• **TASK ITEM**
For each entry, return the text exactly and omit any image.

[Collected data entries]
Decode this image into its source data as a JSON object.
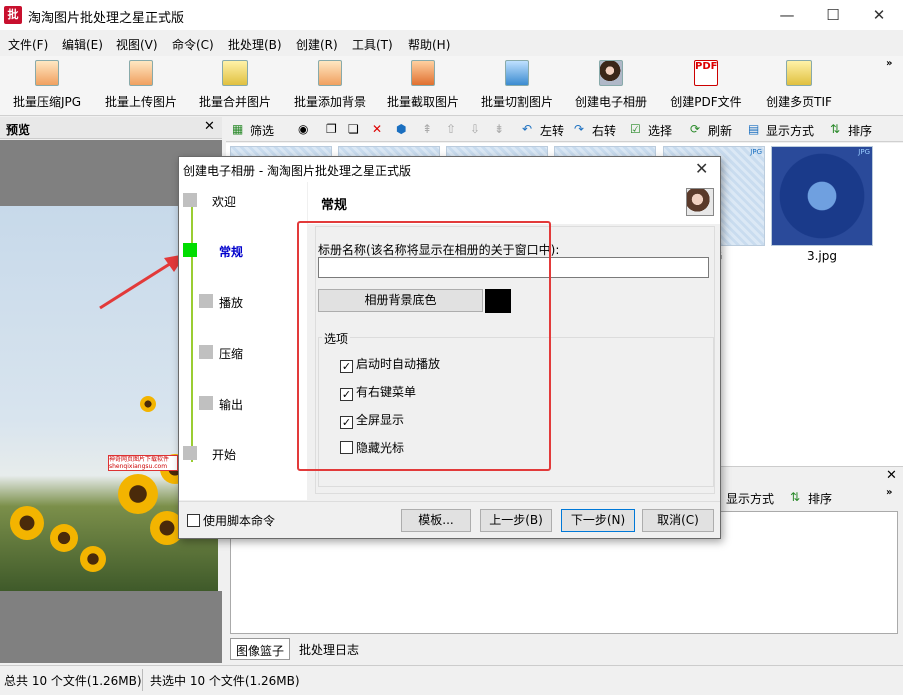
{
  "window": {
    "title": "淘淘图片批处理之星正式版",
    "logo_text": "批",
    "controls": {
      "minimize": "—",
      "maximize": "☐",
      "close": "✕"
    }
  },
  "menu": [
    "文件(F)",
    "编辑(E)",
    "视图(V)",
    "命令(C)",
    "批处理(B)",
    "创建(R)",
    "工具(T)",
    "帮助(H)"
  ],
  "toolbar": {
    "items": [
      "批量压缩JPG",
      "批量上传图片",
      "批量合并图片",
      "批量添加背景",
      "批量截取图片",
      "批量切割图片",
      "创建电子相册",
      "创建PDF文件",
      "创建多页TIF"
    ],
    "pdf_badge": "PDF",
    "more": "»"
  },
  "preview": {
    "title": "预览",
    "close": "✕",
    "watermark": "神奇网页图片下载软件 shenqixiangsu.com"
  },
  "file_toolbar": {
    "filter": "筛选",
    "rotate_left": "左转",
    "rotate_right": "右转",
    "select": "选择",
    "refresh": "刷新",
    "view_mode": "显示方式",
    "sort": "排序"
  },
  "thumbnails": {
    "visible_labels": [
      "PG",
      "3.jpg"
    ],
    "badge": "JPG"
  },
  "lower_panel": {
    "close": "✕",
    "view_mode": "显示方式",
    "sort": "排序",
    "more": "»"
  },
  "bottom_tabs": [
    "图像篮子",
    "批处理日志"
  ],
  "status": {
    "total": "总共 10 个文件(1.26MB)",
    "selected": "共选中 10 个文件(1.26MB)"
  },
  "dialog": {
    "title": "创建电子相册 - 淘淘图片批处理之星正式版",
    "close": "✕",
    "steps": [
      {
        "label": "欢迎",
        "active": false
      },
      {
        "label": "常规",
        "active": true
      },
      {
        "label": "播放",
        "active": false
      },
      {
        "label": "压缩",
        "active": false
      },
      {
        "label": "输出",
        "active": false
      },
      {
        "label": "开始",
        "active": false
      }
    ],
    "page_title": "常规",
    "album_name_label": "标册名称(该名称将显示在相册的关于窗口中):",
    "album_name_value": "",
    "bg_color_button": "相册背景底色",
    "bg_color": "#000000",
    "options_legend": "选项",
    "options": [
      {
        "label": "启动时自动播放",
        "checked": true
      },
      {
        "label": "有右键菜单",
        "checked": true
      },
      {
        "label": "全屏显示",
        "checked": true
      },
      {
        "label": "隐藏光标",
        "checked": false
      }
    ],
    "use_script": {
      "label": "使用脚本命令",
      "checked": false
    },
    "buttons": {
      "template": "模板...",
      "prev": "上一步(B)",
      "next": "下一步(N)",
      "cancel": "取消(C)"
    },
    "check_mark": "✓"
  },
  "colors": {
    "highlight": "#e23a3a",
    "active_step": "#00dd00",
    "step_line": "#9acd32"
  }
}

• **TASK SOLUTION**
Decode this image into its source data as a JSON object.
{
  "window": {
    "title": "淘淘图片批处理之星正式版",
    "logo_text": "批",
    "controls": {
      "minimize": "—",
      "maximize": "☐",
      "close": "✕"
    }
  },
  "menu": [
    "文件(F)",
    "编辑(E)",
    "视图(V)",
    "命令(C)",
    "批处理(B)",
    "创建(R)",
    "工具(T)",
    "帮助(H)"
  ],
  "toolbar": {
    "items": [
      "批量压缩JPG",
      "批量上传图片",
      "批量合并图片",
      "批量添加背景",
      "批量截取图片",
      "批量切割图片",
      "创建电子相册",
      "创建PDF文件",
      "创建多页TIF"
    ],
    "pdf_badge": "PDF",
    "more": "»"
  },
  "preview": {
    "title": "预览",
    "close": "✕",
    "watermark": "神奇网页图片下载软件 shenqixiangsu.com"
  },
  "file_toolbar": {
    "filter": "筛选",
    "rotate_left": "左转",
    "rotate_right": "右转",
    "select": "选择",
    "refresh": "刷新",
    "view_mode": "显示方式",
    "sort": "排序"
  },
  "thumbnails": {
    "visible_labels": [
      "PG",
      "3.jpg"
    ],
    "badge": "JPG"
  },
  "lower_panel": {
    "close": "✕",
    "view_mode": "显示方式",
    "sort": "排序",
    "more": "»"
  },
  "bottom_tabs": [
    "图像篮子",
    "批处理日志"
  ],
  "status": {
    "total": "总共 10 个文件(1.26MB)",
    "selected": "共选中 10 个文件(1.26MB)"
  },
  "dialog": {
    "title": "创建电子相册 - 淘淘图片批处理之星正式版",
    "close": "✕",
    "steps": [
      {
        "label": "欢迎",
        "active": false
      },
      {
        "label": "常规",
        "active": true
      },
      {
        "label": "播放",
        "active": false
      },
      {
        "label": "压缩",
        "active": false
      },
      {
        "label": "输出",
        "active": false
      },
      {
        "label": "开始",
        "active": false
      }
    ],
    "page_title": "常规",
    "album_name_label": "标册名称(该名称将显示在相册的关于窗口中):",
    "album_name_value": "",
    "bg_color_button": "相册背景底色",
    "bg_color": "#000000",
    "options_legend": "选项",
    "options": [
      {
        "label": "启动时自动播放",
        "checked": true
      },
      {
        "label": "有右键菜单",
        "checked": true
      },
      {
        "label": "全屏显示",
        "checked": true
      },
      {
        "label": "隐藏光标",
        "checked": false
      }
    ],
    "use_script": {
      "label": "使用脚本命令",
      "checked": false
    },
    "buttons": {
      "template": "模板...",
      "prev": "上一步(B)",
      "next": "下一步(N)",
      "cancel": "取消(C)"
    },
    "check_mark": "✓"
  },
  "colors": {
    "highlight": "#e23a3a",
    "active_step": "#00dd00",
    "step_line": "#9acd32"
  }
}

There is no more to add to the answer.